This project is based on the view that aneurysms represent a pathological response to high wall strain in which the artery wall thins and weakens instead of thickening and strengthening as it does in normal compensatory artery wall remodeling. We hypothesize that inflammatory effects of endothelial cell responses to disturbances in blood flow, and from altered signaling due to extracellular matrix remodeling are important drivers of this switch from compensatory to pathological remodeling. The proposed experiments will test these hypotheses and elucidate mechanisms that link inflammation to aneurysm initiation or progression. We will use two complementary model systems. The first is Marfan syndrome (MFS) mice, which develop severe pathological vascular remodeling and thoracic aortic aneurysms due to a defect in fibrillin 1. The second is continuous infusion of two vasoconstrictors, which induce either compensatory vascular remodeling or moderate pathological remodeling in response to elevated blood pressure. Comparison of these systems will therefore allow us to identify differences between physiological and pathological remodeling of the aorta.
Aim 1 will test the effects of mutations in a critical flow-sensing gene that specifically abolish mechanotransduction pathways without compromising overall functions (with Cores B and C).
In Aim 2, we will test effects of mutations in integrins and interacting molecules that specifically affect the inflammatory aspects of matrix remodeling (with Cores B and C).
In Aim 3, we will investigate the role of flow in regulating expression of Angiotensin II receptor 1, a well- established mediator of aneurysm formation (with Project 1 and Cores B and C). We will also contribute expertise in mechanotransduction to studies in Projects 1, 2 and 4. Results from these experiments will provide an understanding of how specific inflammatory pathways contribute to thoracic aortic aneurysms (TAAs) and thereby identify potential new targets for pharmacological intervention.

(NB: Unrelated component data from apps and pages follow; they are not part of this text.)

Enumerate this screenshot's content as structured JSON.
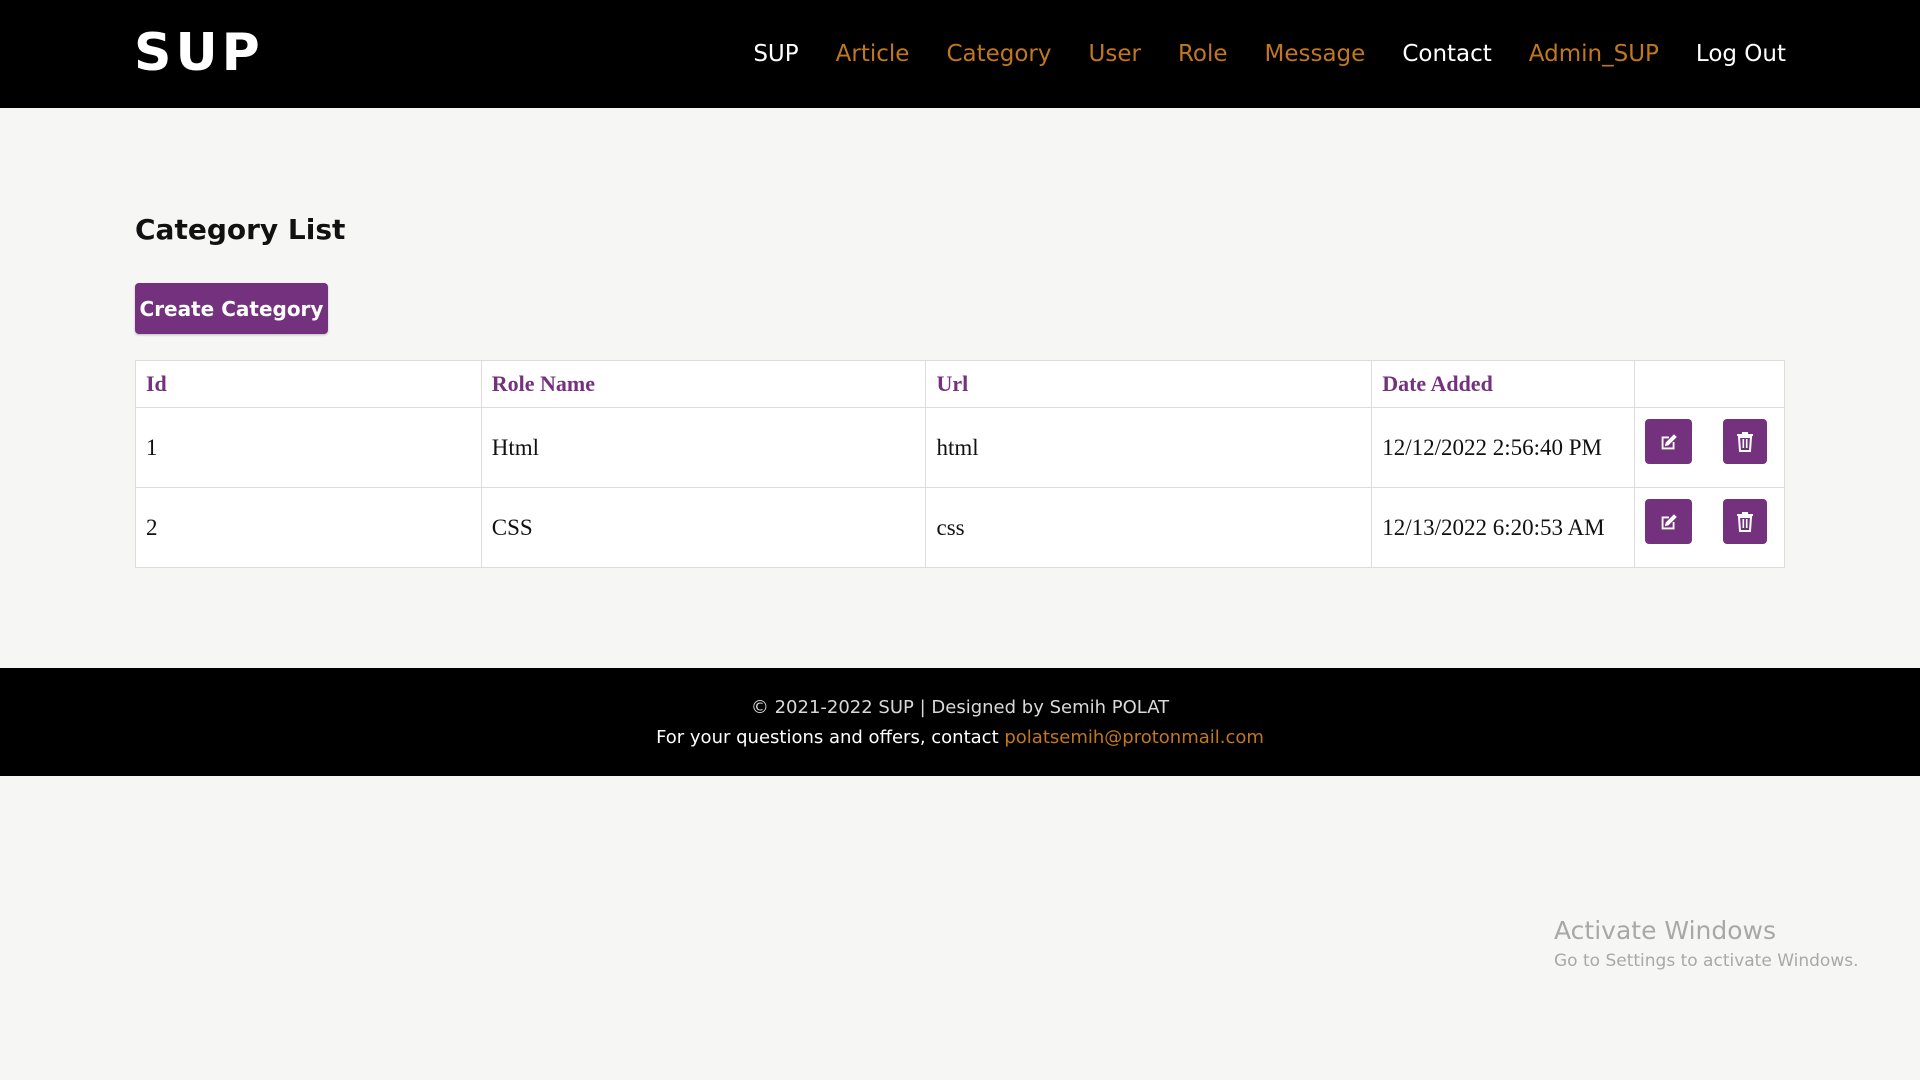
{
  "header": {
    "brand": "SUP",
    "nav": [
      {
        "label": "SUP",
        "style": "white"
      },
      {
        "label": "Article",
        "style": "accent"
      },
      {
        "label": "Category",
        "style": "accent"
      },
      {
        "label": "User",
        "style": "accent"
      },
      {
        "label": "Role",
        "style": "accent"
      },
      {
        "label": "Message",
        "style": "accent"
      },
      {
        "label": "Contact",
        "style": "white"
      },
      {
        "label": "Admin_SUP",
        "style": "accent"
      },
      {
        "label": "Log Out",
        "style": "white"
      }
    ]
  },
  "main": {
    "title": "Category List",
    "create_button_label": "Create Category",
    "table": {
      "columns": [
        "Id",
        "Role Name",
        "Url",
        "Date Added",
        ""
      ],
      "rows": [
        {
          "id": "1",
          "name": "Html",
          "url": "html",
          "date": "12/12/2022 2:56:40 PM"
        },
        {
          "id": "2",
          "name": "CSS",
          "url": "css",
          "date": "12/13/2022 6:20:53 AM"
        }
      ],
      "row_actions": [
        "edit-icon",
        "trash-icon"
      ]
    }
  },
  "footer": {
    "copyright": "© 2021-2022 SUP | Designed by Semih POLAT",
    "contact_text": "For your questions and offers, contact ",
    "contact_email": "polatsemih@protonmail.com"
  },
  "watermark": {
    "title": "Activate Windows",
    "subtitle": "Go to Settings to activate Windows."
  },
  "colors": {
    "accent": "#c1771f",
    "primary": "#74327e",
    "header_bg": "#000000",
    "page_bg": "#f6f7f5"
  }
}
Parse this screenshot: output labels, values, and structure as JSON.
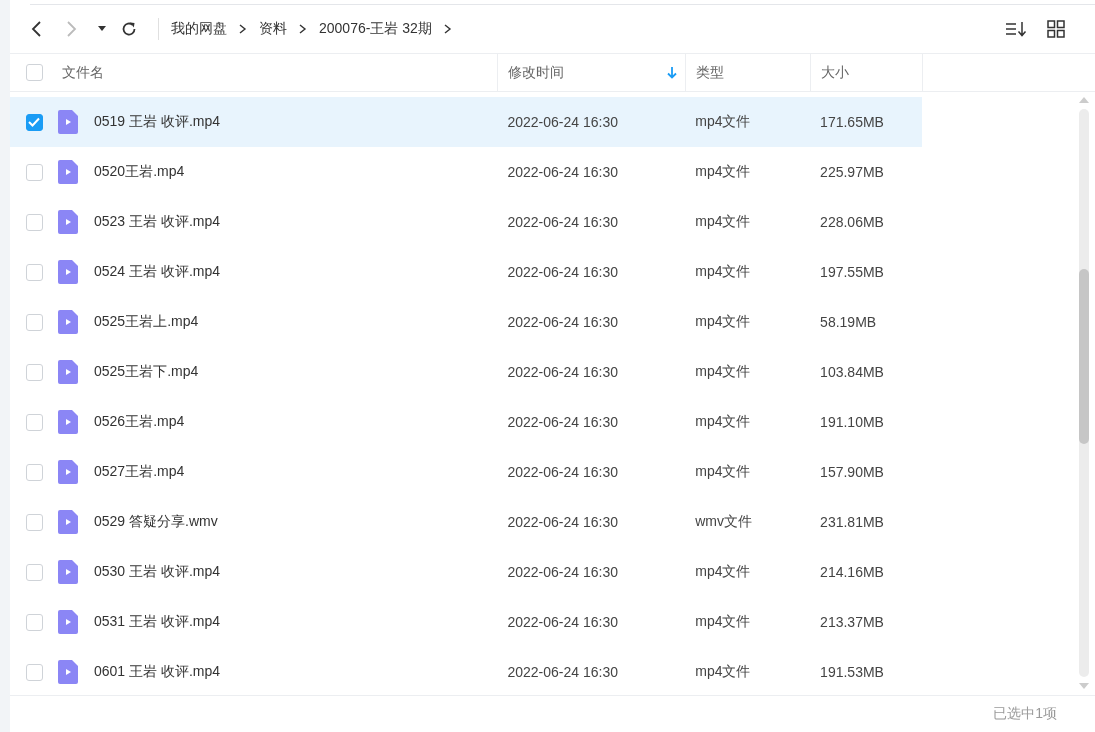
{
  "breadcrumb": [
    "我的网盘",
    "资料",
    "200076-王岩 32期"
  ],
  "columns": [
    {
      "label": "文件名",
      "sorted": false
    },
    {
      "label": "修改时间",
      "sorted": true
    },
    {
      "label": "类型",
      "sorted": false
    },
    {
      "label": "大小",
      "sorted": false
    }
  ],
  "all_checked": false,
  "rows": [
    {
      "name": "0519 王岩 收评.mp4",
      "modified": "2022-06-24 16:30",
      "type": "mp4文件",
      "size": "171.65MB",
      "selected": true
    },
    {
      "name": "0520王岩.mp4",
      "modified": "2022-06-24 16:30",
      "type": "mp4文件",
      "size": "225.97MB",
      "selected": false
    },
    {
      "name": "0523 王岩 收评.mp4",
      "modified": "2022-06-24 16:30",
      "type": "mp4文件",
      "size": "228.06MB",
      "selected": false
    },
    {
      "name": "0524 王岩 收评.mp4",
      "modified": "2022-06-24 16:30",
      "type": "mp4文件",
      "size": "197.55MB",
      "selected": false
    },
    {
      "name": "0525王岩上.mp4",
      "modified": "2022-06-24 16:30",
      "type": "mp4文件",
      "size": "58.19MB",
      "selected": false
    },
    {
      "name": "0525王岩下.mp4",
      "modified": "2022-06-24 16:30",
      "type": "mp4文件",
      "size": "103.84MB",
      "selected": false
    },
    {
      "name": "0526王岩.mp4",
      "modified": "2022-06-24 16:30",
      "type": "mp4文件",
      "size": "191.10MB",
      "selected": false
    },
    {
      "name": "0527王岩.mp4",
      "modified": "2022-06-24 16:30",
      "type": "mp4文件",
      "size": "157.90MB",
      "selected": false
    },
    {
      "name": "0529 答疑分享.wmv",
      "modified": "2022-06-24 16:30",
      "type": "wmv文件",
      "size": "231.81MB",
      "selected": false
    },
    {
      "name": "0530 王岩 收评.mp4",
      "modified": "2022-06-24 16:30",
      "type": "mp4文件",
      "size": "214.16MB",
      "selected": false
    },
    {
      "name": "0531 王岩 收评.mp4",
      "modified": "2022-06-24 16:30",
      "type": "mp4文件",
      "size": "213.37MB",
      "selected": false
    },
    {
      "name": "0601 王岩 收评.mp4",
      "modified": "2022-06-24 16:30",
      "type": "mp4文件",
      "size": "191.53MB",
      "selected": false
    }
  ],
  "status_bar": "已选中1项"
}
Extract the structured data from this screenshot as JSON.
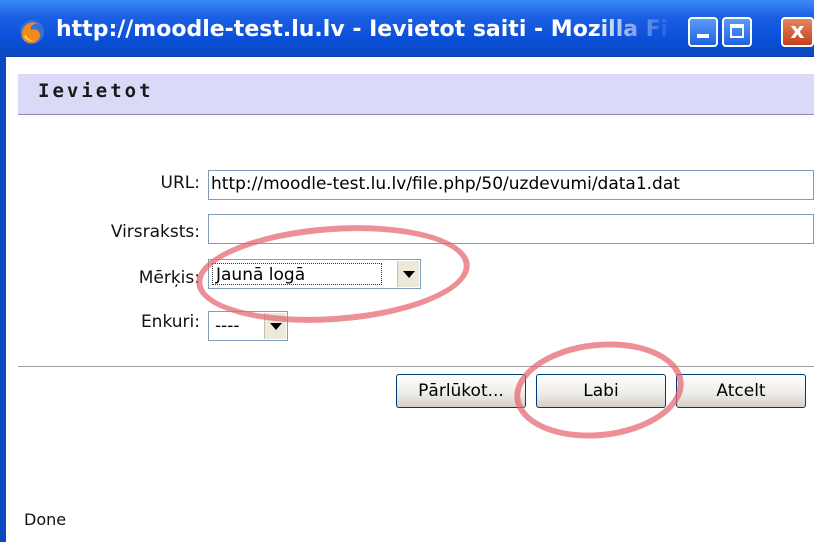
{
  "window": {
    "title": "http://moodle-test.lu.lv - Ievietot saiti - Mozilla Firefox",
    "minimize_icon": "minimize-icon",
    "maximize_icon": "maximize-icon",
    "close_icon": "close-icon",
    "close_glyph": "x"
  },
  "dialog": {
    "header": "Ievietot",
    "fields": {
      "url_label": "URL:",
      "url_value": "http://moodle-test.lu.lv/file.php/50/uzdevumi/data1.dat",
      "title_label": "Virsraksts:",
      "title_value": "",
      "target_label": "Mērķis:",
      "target_value": "Jaunā logā",
      "anchor_label": "Enkuri:",
      "anchor_value": "----"
    },
    "buttons": {
      "browse": "Pārlūkot...",
      "ok": "Labi",
      "cancel": "Atcelt"
    }
  },
  "status_bar": {
    "text": "Done"
  },
  "colors": {
    "titlebar": "#0a4fd8",
    "header_band": "#dadaf8",
    "annotation": "#e6646e"
  }
}
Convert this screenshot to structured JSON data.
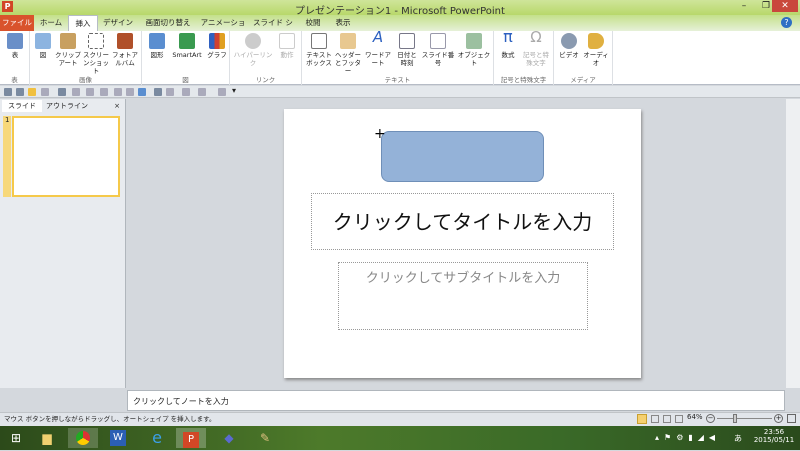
{
  "window": {
    "title": "プレゼンテーション1 - Microsoft PowerPoint",
    "app_icon": "P",
    "minimize": "–",
    "restore": "❐",
    "close": "✕"
  },
  "tabs": [
    "ファイル",
    "ホーム",
    "挿入",
    "デザイン",
    "画面切り替え",
    "アニメーション",
    "スライド ショー",
    "校閲",
    "表示"
  ],
  "ribbon": {
    "groups": [
      "表",
      "画像",
      "図",
      "リンク",
      "テキスト",
      "記号と特殊文字",
      "メディア"
    ],
    "buttons": {
      "table": "表",
      "picture": "図",
      "clipart": "クリップアート",
      "screenshot": "スクリーンショット",
      "album": "フォトアルバム",
      "shapes": "図形",
      "smartart": "SmartArt",
      "chart": "グラフ",
      "hyperlink": "ハイパーリンク",
      "action": "動作",
      "textbox": "テキストボックス",
      "header": "ヘッダーとフッター",
      "wordart": "ワードアート",
      "datetime": "日付と時刻",
      "slidenum": "スライド番号",
      "object": "オブジェクト",
      "equation": "数式",
      "symbol": "記号と特殊文字",
      "video": "ビデオ",
      "audio": "オーディオ"
    }
  },
  "left_panel": {
    "tab_slides": "スライド",
    "tab_outline": "アウトライン",
    "close": "×",
    "slide_number": "1"
  },
  "slide": {
    "title_placeholder": "クリックしてタイトルを入力",
    "subtitle_placeholder": "クリックしてサブタイトルを入力"
  },
  "notes": {
    "placeholder": "クリックしてノートを入力"
  },
  "status": {
    "message": "マウス ボタンを押しながらドラッグし、オートシェイプ を挿入します。",
    "zoom": "64%",
    "zoom_level": 0.64
  },
  "taskbar": {
    "time": "23:56",
    "date": "2015/05/11",
    "ime": "あ"
  },
  "colors": {
    "shape_fill": "#94b2d8",
    "file_tab": "#d9532c",
    "title_bar": "#c4e08a"
  }
}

Thoracic aortic aneurysms (TAAs) are generally lethal if they rupture or dissect and currently available treatments to prevent complications are limited to drugs to reduce blood pressure or high-risk surgical interventions. This application proposes the novel hypothesis that inflammatory effects of endothelial cell responses to disturbances in fluid shear stress and matrix remodeling contribute to aneurysm formation and/or progression. In Project 3, we will test these hypotheses and identify the key mediators of these inflammatory pathways in order to identify new targets for therapy.